DATA FOR THIS EXERCISE Start Marker
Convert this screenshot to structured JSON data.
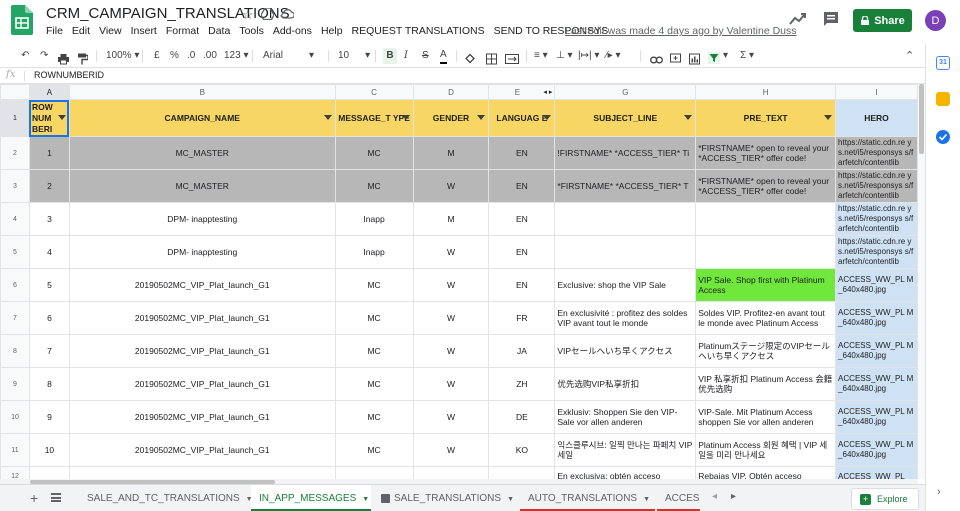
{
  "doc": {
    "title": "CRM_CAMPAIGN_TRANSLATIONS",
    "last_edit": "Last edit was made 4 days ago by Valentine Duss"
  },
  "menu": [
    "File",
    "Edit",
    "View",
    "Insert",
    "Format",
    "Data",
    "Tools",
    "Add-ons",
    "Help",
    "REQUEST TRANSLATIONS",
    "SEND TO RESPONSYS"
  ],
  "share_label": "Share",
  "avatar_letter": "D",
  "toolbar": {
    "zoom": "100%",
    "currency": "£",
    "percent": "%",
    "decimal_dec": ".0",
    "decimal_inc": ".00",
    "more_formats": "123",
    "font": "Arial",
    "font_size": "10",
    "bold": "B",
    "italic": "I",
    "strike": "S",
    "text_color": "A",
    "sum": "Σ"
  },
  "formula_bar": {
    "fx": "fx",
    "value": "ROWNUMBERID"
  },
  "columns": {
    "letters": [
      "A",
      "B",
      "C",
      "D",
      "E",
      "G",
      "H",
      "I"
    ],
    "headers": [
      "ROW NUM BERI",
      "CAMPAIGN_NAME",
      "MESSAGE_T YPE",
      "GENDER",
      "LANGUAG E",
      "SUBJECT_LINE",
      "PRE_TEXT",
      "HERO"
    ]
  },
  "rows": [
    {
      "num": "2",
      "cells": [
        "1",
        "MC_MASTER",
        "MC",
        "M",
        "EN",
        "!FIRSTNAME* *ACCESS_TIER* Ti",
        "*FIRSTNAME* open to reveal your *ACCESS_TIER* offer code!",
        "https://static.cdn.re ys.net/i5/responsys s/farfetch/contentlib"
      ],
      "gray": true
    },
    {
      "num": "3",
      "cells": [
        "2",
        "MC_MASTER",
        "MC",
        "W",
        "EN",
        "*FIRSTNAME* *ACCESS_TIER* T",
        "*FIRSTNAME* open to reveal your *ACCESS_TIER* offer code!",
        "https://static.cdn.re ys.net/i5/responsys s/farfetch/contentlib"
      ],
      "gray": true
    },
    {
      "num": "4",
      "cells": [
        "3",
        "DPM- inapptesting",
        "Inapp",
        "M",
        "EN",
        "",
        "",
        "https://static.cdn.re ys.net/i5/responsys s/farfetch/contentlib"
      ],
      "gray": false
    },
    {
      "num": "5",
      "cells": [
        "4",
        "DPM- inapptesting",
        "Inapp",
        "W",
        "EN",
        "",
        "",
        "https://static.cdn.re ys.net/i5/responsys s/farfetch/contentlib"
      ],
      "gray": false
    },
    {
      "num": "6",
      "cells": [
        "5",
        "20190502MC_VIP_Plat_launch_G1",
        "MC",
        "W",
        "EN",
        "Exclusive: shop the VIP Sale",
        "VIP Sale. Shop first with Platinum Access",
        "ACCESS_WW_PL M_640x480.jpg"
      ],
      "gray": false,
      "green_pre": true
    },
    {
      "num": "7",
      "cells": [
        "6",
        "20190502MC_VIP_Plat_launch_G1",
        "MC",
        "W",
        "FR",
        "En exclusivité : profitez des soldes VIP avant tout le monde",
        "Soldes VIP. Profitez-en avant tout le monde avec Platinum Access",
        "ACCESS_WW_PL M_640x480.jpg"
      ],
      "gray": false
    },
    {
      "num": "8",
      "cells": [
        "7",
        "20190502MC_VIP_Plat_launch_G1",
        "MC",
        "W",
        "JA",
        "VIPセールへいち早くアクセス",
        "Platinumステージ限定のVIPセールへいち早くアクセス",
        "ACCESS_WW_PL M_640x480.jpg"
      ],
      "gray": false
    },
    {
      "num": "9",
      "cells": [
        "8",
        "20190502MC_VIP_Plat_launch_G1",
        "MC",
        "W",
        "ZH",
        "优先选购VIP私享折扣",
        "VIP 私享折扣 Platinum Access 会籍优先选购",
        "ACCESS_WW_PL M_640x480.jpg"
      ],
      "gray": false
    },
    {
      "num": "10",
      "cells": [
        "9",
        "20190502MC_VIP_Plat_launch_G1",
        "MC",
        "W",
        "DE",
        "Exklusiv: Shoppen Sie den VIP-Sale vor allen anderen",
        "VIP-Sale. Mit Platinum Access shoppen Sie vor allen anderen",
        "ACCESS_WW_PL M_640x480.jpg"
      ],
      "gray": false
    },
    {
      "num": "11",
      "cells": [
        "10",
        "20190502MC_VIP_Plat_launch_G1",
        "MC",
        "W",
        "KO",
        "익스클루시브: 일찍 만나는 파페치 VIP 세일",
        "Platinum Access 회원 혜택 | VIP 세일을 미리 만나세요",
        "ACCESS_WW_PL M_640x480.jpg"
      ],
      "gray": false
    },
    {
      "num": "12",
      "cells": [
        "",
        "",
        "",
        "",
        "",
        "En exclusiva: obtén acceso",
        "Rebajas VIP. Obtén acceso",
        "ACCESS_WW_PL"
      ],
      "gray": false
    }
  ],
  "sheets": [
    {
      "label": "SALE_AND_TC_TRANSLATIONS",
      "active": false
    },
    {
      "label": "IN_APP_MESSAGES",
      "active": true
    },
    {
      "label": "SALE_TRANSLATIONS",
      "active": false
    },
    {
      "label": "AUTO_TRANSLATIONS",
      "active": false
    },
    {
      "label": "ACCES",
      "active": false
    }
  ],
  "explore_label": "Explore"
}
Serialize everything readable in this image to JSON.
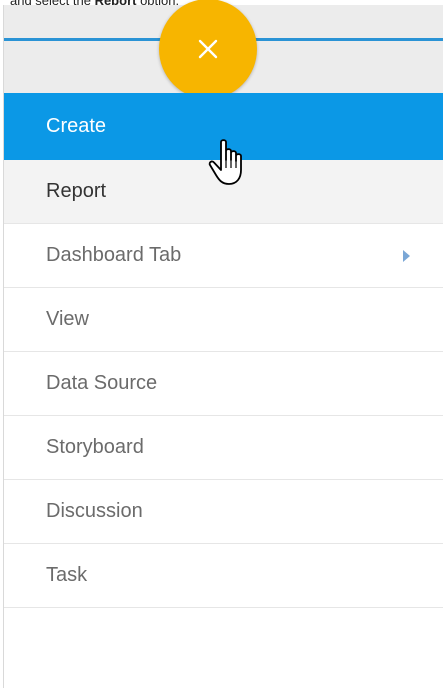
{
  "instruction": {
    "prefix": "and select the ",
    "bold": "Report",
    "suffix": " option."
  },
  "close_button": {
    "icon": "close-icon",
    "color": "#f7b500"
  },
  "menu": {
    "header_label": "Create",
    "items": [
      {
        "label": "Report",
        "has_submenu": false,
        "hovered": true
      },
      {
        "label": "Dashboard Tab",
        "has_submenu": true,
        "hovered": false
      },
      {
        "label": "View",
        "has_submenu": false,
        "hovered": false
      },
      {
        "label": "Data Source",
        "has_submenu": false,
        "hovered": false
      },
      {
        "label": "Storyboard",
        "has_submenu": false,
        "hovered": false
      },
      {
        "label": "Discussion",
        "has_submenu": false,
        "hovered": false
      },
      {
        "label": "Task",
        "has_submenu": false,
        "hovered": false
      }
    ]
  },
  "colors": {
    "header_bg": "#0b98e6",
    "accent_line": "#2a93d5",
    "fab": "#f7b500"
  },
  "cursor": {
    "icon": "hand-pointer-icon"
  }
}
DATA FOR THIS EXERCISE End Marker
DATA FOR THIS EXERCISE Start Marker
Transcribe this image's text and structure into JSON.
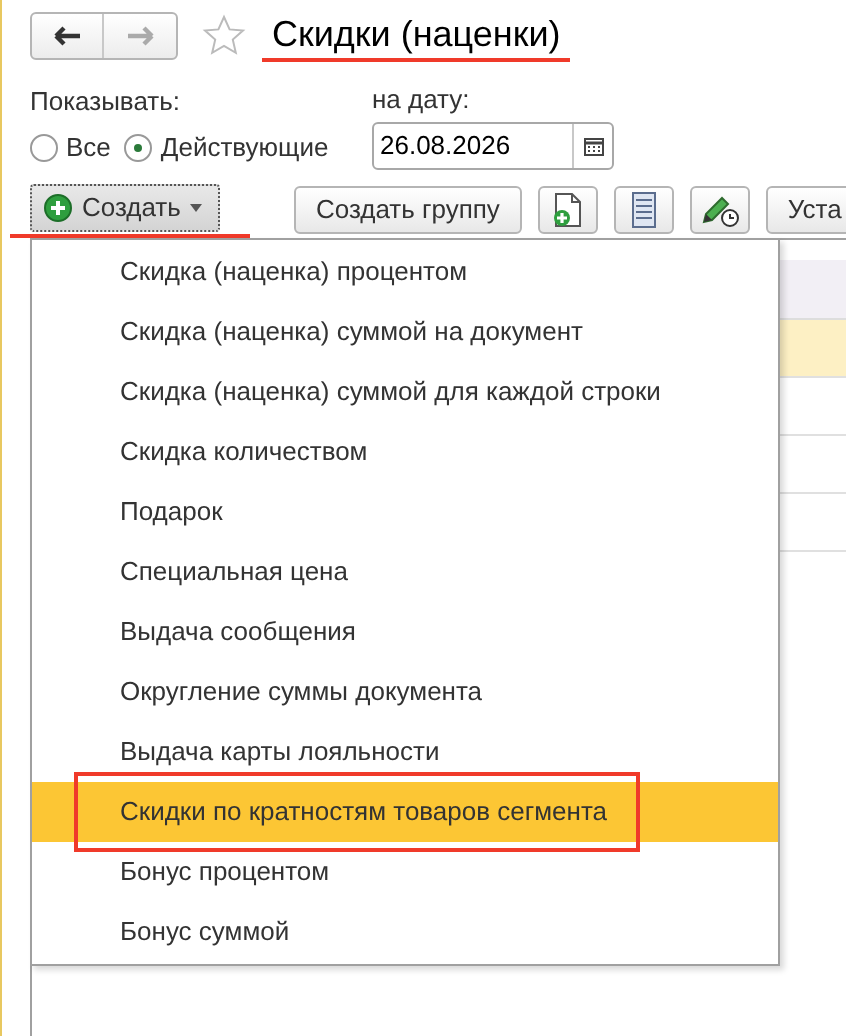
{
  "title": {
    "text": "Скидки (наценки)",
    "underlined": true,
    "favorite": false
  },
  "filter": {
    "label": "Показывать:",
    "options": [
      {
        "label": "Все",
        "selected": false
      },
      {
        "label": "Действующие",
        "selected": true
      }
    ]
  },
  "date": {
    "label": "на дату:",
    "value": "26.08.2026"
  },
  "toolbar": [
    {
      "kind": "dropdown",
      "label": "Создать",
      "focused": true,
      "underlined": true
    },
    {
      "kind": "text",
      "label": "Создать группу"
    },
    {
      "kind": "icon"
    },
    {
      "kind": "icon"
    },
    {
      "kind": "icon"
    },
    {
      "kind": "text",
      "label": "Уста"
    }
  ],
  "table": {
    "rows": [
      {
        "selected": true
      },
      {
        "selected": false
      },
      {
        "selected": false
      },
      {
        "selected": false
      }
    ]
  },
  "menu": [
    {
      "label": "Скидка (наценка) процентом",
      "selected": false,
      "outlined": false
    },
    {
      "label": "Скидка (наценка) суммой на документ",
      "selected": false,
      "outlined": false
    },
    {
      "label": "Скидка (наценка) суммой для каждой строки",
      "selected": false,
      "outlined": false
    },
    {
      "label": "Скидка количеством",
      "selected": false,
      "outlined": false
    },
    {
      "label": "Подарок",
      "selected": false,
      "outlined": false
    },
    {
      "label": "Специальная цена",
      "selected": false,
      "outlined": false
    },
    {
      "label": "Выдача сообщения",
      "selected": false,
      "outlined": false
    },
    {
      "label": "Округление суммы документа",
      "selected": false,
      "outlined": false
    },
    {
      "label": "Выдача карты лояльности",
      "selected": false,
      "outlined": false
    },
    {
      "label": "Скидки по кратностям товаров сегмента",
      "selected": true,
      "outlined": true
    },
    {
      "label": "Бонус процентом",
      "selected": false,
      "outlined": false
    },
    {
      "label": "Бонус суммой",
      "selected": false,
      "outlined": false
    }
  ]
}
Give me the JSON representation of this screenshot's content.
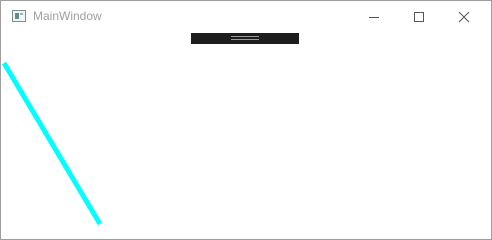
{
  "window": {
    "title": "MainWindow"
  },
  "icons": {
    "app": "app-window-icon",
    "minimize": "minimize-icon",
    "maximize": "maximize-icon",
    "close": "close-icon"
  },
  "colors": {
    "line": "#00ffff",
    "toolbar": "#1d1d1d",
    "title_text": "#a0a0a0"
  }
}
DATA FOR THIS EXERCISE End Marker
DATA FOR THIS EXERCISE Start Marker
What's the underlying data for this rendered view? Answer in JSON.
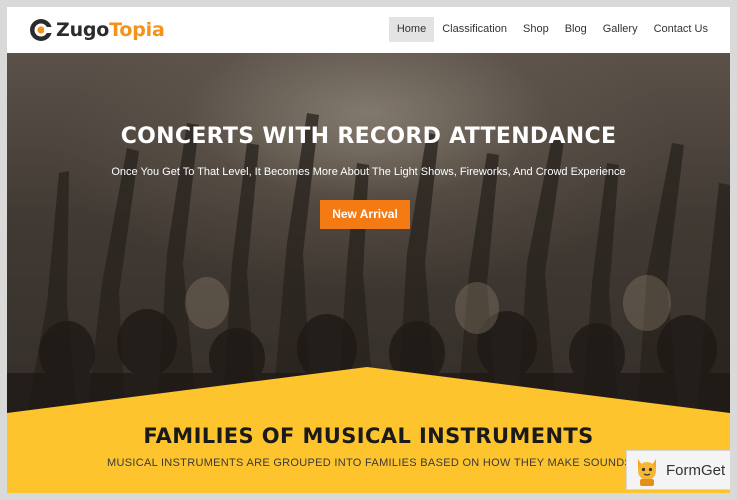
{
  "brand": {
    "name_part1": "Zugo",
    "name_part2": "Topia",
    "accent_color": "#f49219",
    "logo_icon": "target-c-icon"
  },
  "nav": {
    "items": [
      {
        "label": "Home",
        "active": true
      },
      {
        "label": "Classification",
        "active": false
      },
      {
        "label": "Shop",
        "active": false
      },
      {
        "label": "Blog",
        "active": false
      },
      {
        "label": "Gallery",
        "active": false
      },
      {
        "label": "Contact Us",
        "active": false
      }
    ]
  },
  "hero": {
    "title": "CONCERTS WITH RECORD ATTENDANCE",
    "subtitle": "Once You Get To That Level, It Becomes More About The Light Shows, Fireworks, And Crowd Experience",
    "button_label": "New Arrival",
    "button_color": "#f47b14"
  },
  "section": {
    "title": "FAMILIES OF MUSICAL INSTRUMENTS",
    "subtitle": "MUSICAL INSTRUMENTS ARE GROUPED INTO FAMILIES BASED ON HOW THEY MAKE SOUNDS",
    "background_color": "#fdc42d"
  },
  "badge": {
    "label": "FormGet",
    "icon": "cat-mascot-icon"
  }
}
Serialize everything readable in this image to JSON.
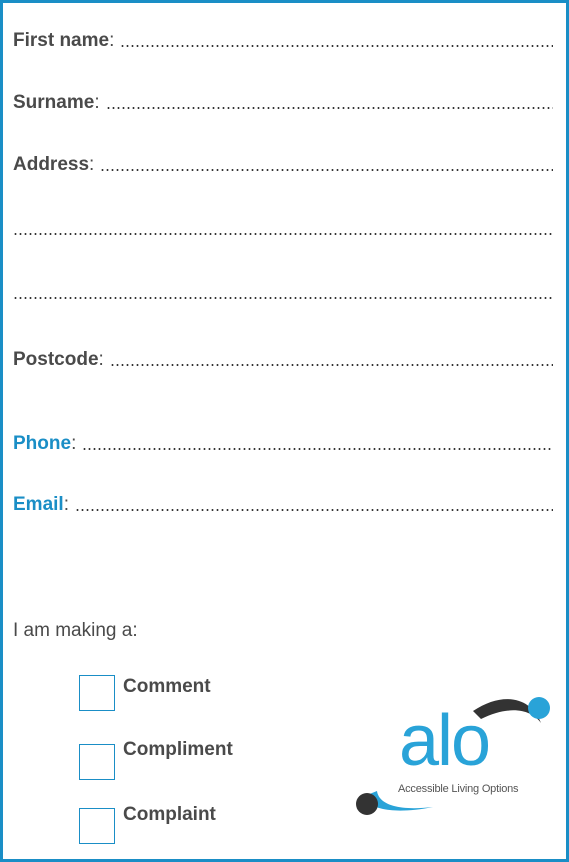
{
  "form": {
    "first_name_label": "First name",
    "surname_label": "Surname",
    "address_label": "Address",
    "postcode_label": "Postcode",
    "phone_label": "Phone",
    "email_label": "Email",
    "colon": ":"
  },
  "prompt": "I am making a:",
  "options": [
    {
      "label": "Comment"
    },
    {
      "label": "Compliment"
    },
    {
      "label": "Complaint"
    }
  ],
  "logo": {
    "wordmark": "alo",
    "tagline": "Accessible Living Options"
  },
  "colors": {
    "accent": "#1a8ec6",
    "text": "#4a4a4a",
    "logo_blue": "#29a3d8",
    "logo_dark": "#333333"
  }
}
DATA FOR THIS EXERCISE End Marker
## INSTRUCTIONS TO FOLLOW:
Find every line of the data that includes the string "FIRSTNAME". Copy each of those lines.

## TASK OUTPUT:
        "!FIRSTNAME* *ACCESS_TIER* Ti",
        "*FIRSTNAME* open to reveal your *ACCESS_TIER* offer code!",
        "*FIRSTNAME* *ACCESS_TIER* T",
        "*FIRSTNAME* open to reveal your *ACCESS_TIER* offer code!",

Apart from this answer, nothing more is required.